The eighth seed is still undecided between the Oklahoma City Thunder, San Antonio Spurs, and L.A. Clippers, but per Jacob Goldstein’s model, the Clippers are likely to stay in eighth. The Thunder, the toughest of the three teams, have just an outside chance of falling to eighth, and the Warriors’ shouldn’t be concerned about the Spurs or their chances either. As we saw in Oracle Arena on Sunday, the Warriors have loads more talents than the Clippers, and should be able to sweep them. The Clips lack the star power, experience, and size to compete with the Warriors.
The Warriors would then play the winner of the matchup between the fourth and fifth seeds.
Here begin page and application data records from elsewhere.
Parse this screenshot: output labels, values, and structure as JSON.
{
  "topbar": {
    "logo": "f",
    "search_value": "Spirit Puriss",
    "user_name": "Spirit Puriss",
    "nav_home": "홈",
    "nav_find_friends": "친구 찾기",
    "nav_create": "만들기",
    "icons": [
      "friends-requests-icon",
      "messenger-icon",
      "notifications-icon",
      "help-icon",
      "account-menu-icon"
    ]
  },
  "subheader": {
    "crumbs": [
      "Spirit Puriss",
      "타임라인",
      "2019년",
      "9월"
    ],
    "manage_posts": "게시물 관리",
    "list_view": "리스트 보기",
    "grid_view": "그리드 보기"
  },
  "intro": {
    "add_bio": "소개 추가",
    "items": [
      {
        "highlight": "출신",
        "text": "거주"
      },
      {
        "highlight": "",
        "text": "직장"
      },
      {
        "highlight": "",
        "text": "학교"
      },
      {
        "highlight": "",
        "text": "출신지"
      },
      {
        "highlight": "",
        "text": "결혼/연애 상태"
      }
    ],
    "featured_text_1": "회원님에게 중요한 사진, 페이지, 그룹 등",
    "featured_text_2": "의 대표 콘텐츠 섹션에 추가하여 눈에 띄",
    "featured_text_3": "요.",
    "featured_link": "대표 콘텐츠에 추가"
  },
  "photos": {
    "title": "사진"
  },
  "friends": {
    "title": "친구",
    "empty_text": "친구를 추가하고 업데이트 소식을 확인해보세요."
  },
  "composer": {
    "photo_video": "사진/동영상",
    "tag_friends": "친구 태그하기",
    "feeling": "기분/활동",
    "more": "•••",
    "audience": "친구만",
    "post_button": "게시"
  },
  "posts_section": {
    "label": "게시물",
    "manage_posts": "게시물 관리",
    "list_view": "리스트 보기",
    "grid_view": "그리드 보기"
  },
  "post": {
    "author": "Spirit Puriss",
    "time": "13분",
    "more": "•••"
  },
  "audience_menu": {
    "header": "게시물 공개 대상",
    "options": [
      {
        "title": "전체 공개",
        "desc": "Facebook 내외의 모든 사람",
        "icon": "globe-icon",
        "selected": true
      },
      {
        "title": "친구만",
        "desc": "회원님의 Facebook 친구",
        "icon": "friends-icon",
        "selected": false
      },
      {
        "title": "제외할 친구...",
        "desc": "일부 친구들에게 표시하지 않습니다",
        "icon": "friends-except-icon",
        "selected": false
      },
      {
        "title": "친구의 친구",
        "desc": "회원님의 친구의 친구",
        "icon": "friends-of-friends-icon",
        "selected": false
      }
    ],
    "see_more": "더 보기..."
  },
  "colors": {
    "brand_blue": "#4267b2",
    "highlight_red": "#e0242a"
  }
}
The odds are extremely high that the Trail Blazers and the Jazz are the two teams, and given Jusuf Nurkic’s injury, it’s hard to see the Blazers advancing. The Warriors’ second-round opponent is likely to be Utah.
Utah is a strong team. Per NBA.com, they have the fourth-highest net rating in the league, buoyed by their elite defense. Rudy Gobert is the NBA’s best rim protector, and their supporting cast is able to guard aggressively knowing he’ll help them out if they let their man get by. Offensively, Donovan Mitchell is responsible for much of their shot creation, and although he scores in volume, he’s not the most efficient scorer. Even though they’re shooting better as a team from long range than in years past, their offense is still mediocre and prone to stalling.
The Warriors could have a tough time with Gobert, but the Jazz simply don’t have the offensive talent to find consistent buckets against the Warriors’ defense. I’d expect the Warriors to win fairly handily.
In the Western Conference Finals, the Warriors should hope for anybody other than Houston. Denver and Oklahoma City can pose specific challenges, but Denver’s defensive issues and OKC’s lack of offensive spacing will probably doom them in the playoffs. Though the Rockets aren’t as good as they were last year, James Harden is still pretty scary, and their defense pushes the Warriors towards an isolation-heavy style that takes away their run-and-gun energy. The Rockets might even be the toughest opponent the Warriors face all playoffs.